- Escalating housing prices in Sunbelt metros narrowed and sometimes erased the gap in housing costs between Sunbelt and expensive super-star metros. In 2022, housing prices were higher in six Sunbelt metros than Boston or Washington in both the suburbs and the urban core.
Growth in the metropolitan core:
The drivers of economic output, productivity, and wages:
- In the last decade, all but one of the 43 metro areas experienced population growth in the metropolitan core, and in all but five suburbs developed in the 1950s and 1960s population growth accelerated.
The economic cost of the now-pervasive housing crisis:
- Metro area economic output, productivity, and wages correlate most closely with the size and density of the downtown office district and close-in neighborhoods that have ready access to downtown jobs and urban amenities.
- Metros with the greatest size and density form a top tier in economic performance, their density dependent on extensive rail and bus systems which make possible population and job growth without the traffic congestion and parking demands that otherwise constrain urban densities.
- Correspondingly, they have the lowest proportion of downtown land devoted to surface lots.
Re-sorting of the urban hierarchy
- For decades housing shortfalls pushed growth out from the nation’s most successful urban centers. Expansion in the rural fringe served to constrain housing prices. But that has come at a substantial cost to the nation in innovation, productivity, and economic output.
- This report estimates that the additional GDP that would be generated from faster growth in the most housing-constrained metros (like New York and San Francisco) and greater downtown concentration of jobs and population in relatively decentralized metros (a group that includes all the Sunbelt metros), totals $1.22 trillion annually, or 12.2 percent of the GDP of the metros analyzed and 5.7 percent of the economic output of the nation as a whole.
The overall takeaway from the report is that the pandemic continued longer-term trends that have reduced the differences between fast-growing, largely Sunbelt metros and the denser, older metros that have most thrived from the growth of the knowledge economy. All have seen rapid escalation in housing prices, the product of pre-pandemic growth in central cities and inner suburbs, now combined with the desire for more living space in an era of widespread remote work. All will continue to experience the centripetal pull created by the knowledge economy’s dependence on rich ecosystems of talent, skill, capital, and inventiveness.
- Between 2012 and 2022, Austin moved from twentieth to ninth in ranking of metro area economic output, productivity and wages.

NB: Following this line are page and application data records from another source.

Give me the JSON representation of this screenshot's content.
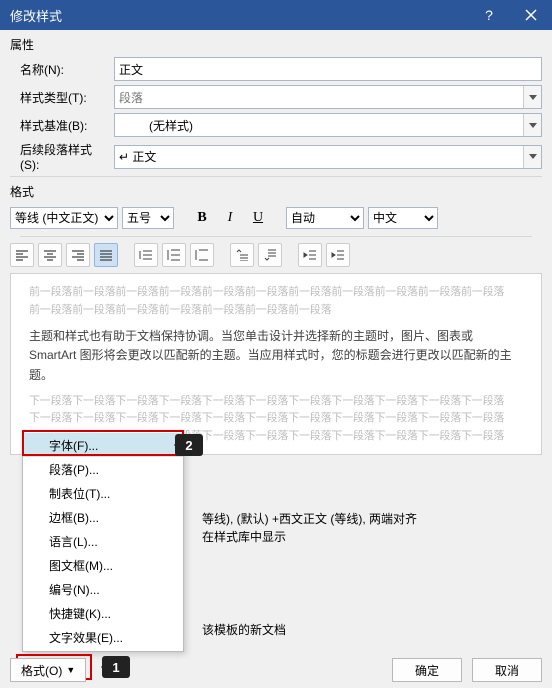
{
  "title": "修改样式",
  "section_properties": "属性",
  "section_format": "格式",
  "labels": {
    "name": "名称(N):",
    "styleType": "样式类型(T):",
    "styleBase": "样式基准(B):",
    "nextStyle": "后续段落样式(S):"
  },
  "fields": {
    "name_value": "正文",
    "styleType_value": "段落",
    "styleBase_value": "(无样式)",
    "nextStyle_value": "↵ 正文"
  },
  "toolbar": {
    "font": "等线 (中文正文)",
    "size": "五号",
    "colorAuto": "自动",
    "script": "中文"
  },
  "preview": {
    "faint_prev": "前一段落前一段落前一段落前一段落前一段落前一段落前一段落前一段落前一段落前一段落前一段落",
    "faint_prev2": "前一段落前一段落前一段落前一段落前一段落前一段落前一段落",
    "body": "主题和样式也有助于文档保持协调。当您单击设计并选择新的主题时，图片、图表或 SmartArt 图形将会更改以匹配新的主题。当应用样式时，您的标题会进行更改以匹配新的主题。",
    "faint_next": "下一段落下一段落下一段落下一段落下一段落下一段落下一段落下一段落下一段落下一段落下一段落",
    "faint_next2": "下一段落下一段落下一段落下一段落下一段落下一段落下一段落下一段落下一段落下一段落下一段落",
    "faint_next3": "下一段落下一段落下一段落下一段落下一段落下一段落下一段落下一段落下一段落下一段落下一段落"
  },
  "desc_line1": "等线), (默认) +西文正文 (等线), 两端对齐",
  "desc_line2": "在样式库中显示",
  "radio_template_text": "该模板的新文档",
  "menu": {
    "items": [
      {
        "label": "字体(F)...",
        "selected": true
      },
      {
        "label": "段落(P)..."
      },
      {
        "label": "制表位(T)..."
      },
      {
        "label": "边框(B)..."
      },
      {
        "label": "语言(L)..."
      },
      {
        "label": "图文框(M)..."
      },
      {
        "label": "编号(N)..."
      },
      {
        "label": "快捷键(K)..."
      },
      {
        "label": "文字效果(E)..."
      }
    ]
  },
  "footer": {
    "format_btn": "格式(O)",
    "ok": "确定",
    "cancel": "取消"
  },
  "callouts": {
    "c1": "1",
    "c2": "2"
  }
}
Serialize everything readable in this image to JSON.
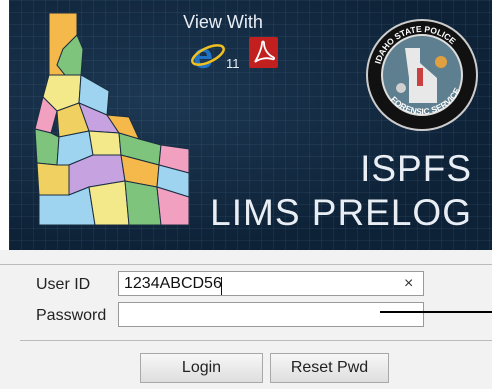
{
  "banner": {
    "view_with": "View With",
    "ie_version": "11",
    "title_line1": "ISPFS",
    "title_line2": "LIMS PRELOG",
    "seal_text_top": "IDAHO STATE POLICE",
    "seal_text_bottom": "FORENSIC SERVICES",
    "colors": {
      "background": "#0d2237",
      "title": "#e9eef4",
      "pdf_red": "#c21f1f",
      "ie_blue": "#1e73c7"
    }
  },
  "form": {
    "userid_label": "User ID",
    "userid_value": "1234ABCD56",
    "clear_symbol": "×",
    "password_label": "Password",
    "password_value": "",
    "login_label": "Login",
    "reset_label": "Reset Pwd"
  }
}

- Other big gainers were Portland. Raleigh, and Salt Lake City, rising centers of tech and other knowledge-economy jobs, and Miami, on the strength of its position as a gateway for trade and commerce with Latin America and the Caribbean.
The central task in coping with these pressures is to make more intensive use of land in and near the metropolitan center. The all-but existential need is in housing, where pandemic-era housing appreciation put more and more housing out of the reach of everyday households. Beyond housing there is a vital need to expand transportation systems essential to accommodate growth, and to enlarge and enrich the public realm.
These are the essential ingredients to a future in which the nation’s largest cities and metro areas best utilize their unique strengths of density, diversity, economic sophistication and interconnectedness for their own benefit and the benefit of the country as a whole.